Exercise: Nothing in the data should be altered when it is repeated in full.
--------------------
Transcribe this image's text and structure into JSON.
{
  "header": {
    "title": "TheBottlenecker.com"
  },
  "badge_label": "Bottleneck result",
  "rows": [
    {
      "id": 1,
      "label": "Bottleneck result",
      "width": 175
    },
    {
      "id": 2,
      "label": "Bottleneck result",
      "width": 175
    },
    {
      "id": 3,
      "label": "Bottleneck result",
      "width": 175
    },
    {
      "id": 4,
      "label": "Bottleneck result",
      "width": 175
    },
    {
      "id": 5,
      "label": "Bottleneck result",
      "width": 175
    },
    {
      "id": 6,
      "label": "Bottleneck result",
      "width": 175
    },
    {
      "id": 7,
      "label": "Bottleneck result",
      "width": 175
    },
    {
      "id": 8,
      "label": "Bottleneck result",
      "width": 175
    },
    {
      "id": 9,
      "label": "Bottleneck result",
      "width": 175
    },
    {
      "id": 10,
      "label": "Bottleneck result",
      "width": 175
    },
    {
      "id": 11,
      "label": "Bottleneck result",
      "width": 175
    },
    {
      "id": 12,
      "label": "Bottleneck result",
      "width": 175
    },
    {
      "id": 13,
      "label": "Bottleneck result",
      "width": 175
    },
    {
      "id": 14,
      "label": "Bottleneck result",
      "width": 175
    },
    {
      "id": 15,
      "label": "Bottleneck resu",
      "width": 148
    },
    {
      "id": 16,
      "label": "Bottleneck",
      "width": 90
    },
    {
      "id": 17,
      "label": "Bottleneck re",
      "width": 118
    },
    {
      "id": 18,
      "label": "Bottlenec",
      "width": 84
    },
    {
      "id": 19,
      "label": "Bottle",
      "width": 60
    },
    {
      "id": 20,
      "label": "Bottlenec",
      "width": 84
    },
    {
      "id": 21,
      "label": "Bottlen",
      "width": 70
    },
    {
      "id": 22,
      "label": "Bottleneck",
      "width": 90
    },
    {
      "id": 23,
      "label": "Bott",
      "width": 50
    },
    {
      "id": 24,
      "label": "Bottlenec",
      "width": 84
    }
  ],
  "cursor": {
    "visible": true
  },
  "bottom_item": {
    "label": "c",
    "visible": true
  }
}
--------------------
Response to this task:
Transcribe this image's text and structure into JSON.
{
  "header": {
    "title": "TheBottlenecker.com"
  },
  "badge_label": "Bottleneck result",
  "rows": [
    {
      "id": 1,
      "label": "Bottleneck result",
      "width": 175
    },
    {
      "id": 2,
      "label": "Bottleneck result",
      "width": 175
    },
    {
      "id": 3,
      "label": "Bottleneck result",
      "width": 175
    },
    {
      "id": 4,
      "label": "Bottleneck result",
      "width": 175
    },
    {
      "id": 5,
      "label": "Bottleneck result",
      "width": 175
    },
    {
      "id": 6,
      "label": "Bottleneck result",
      "width": 175
    },
    {
      "id": 7,
      "label": "Bottleneck result",
      "width": 175
    },
    {
      "id": 8,
      "label": "Bottleneck result",
      "width": 175
    },
    {
      "id": 9,
      "label": "Bottleneck result",
      "width": 175
    },
    {
      "id": 10,
      "label": "Bottleneck result",
      "width": 175
    },
    {
      "id": 11,
      "label": "Bottleneck result",
      "width": 175
    },
    {
      "id": 12,
      "label": "Bottleneck result",
      "width": 175
    },
    {
      "id": 13,
      "label": "Bottleneck result",
      "width": 175
    },
    {
      "id": 14,
      "label": "Bottleneck result",
      "width": 175
    },
    {
      "id": 15,
      "label": "Bottleneck resu",
      "width": 148
    },
    {
      "id": 16,
      "label": "Bottleneck",
      "width": 90
    },
    {
      "id": 17,
      "label": "Bottleneck re",
      "width": 118
    },
    {
      "id": 18,
      "label": "Bottlenec",
      "width": 84
    },
    {
      "id": 19,
      "label": "Bottle",
      "width": 60
    },
    {
      "id": 20,
      "label": "Bottlenec",
      "width": 84
    },
    {
      "id": 21,
      "label": "Bottlen",
      "width": 70
    },
    {
      "id": 22,
      "label": "Bottleneck",
      "width": 90
    },
    {
      "id": 23,
      "label": "Bott",
      "width": 50
    },
    {
      "id": 24,
      "label": "Bottlenec",
      "width": 84
    }
  ],
  "cursor": {
    "visible": true
  },
  "bottom_item": {
    "label": "c",
    "visible": true
  }
}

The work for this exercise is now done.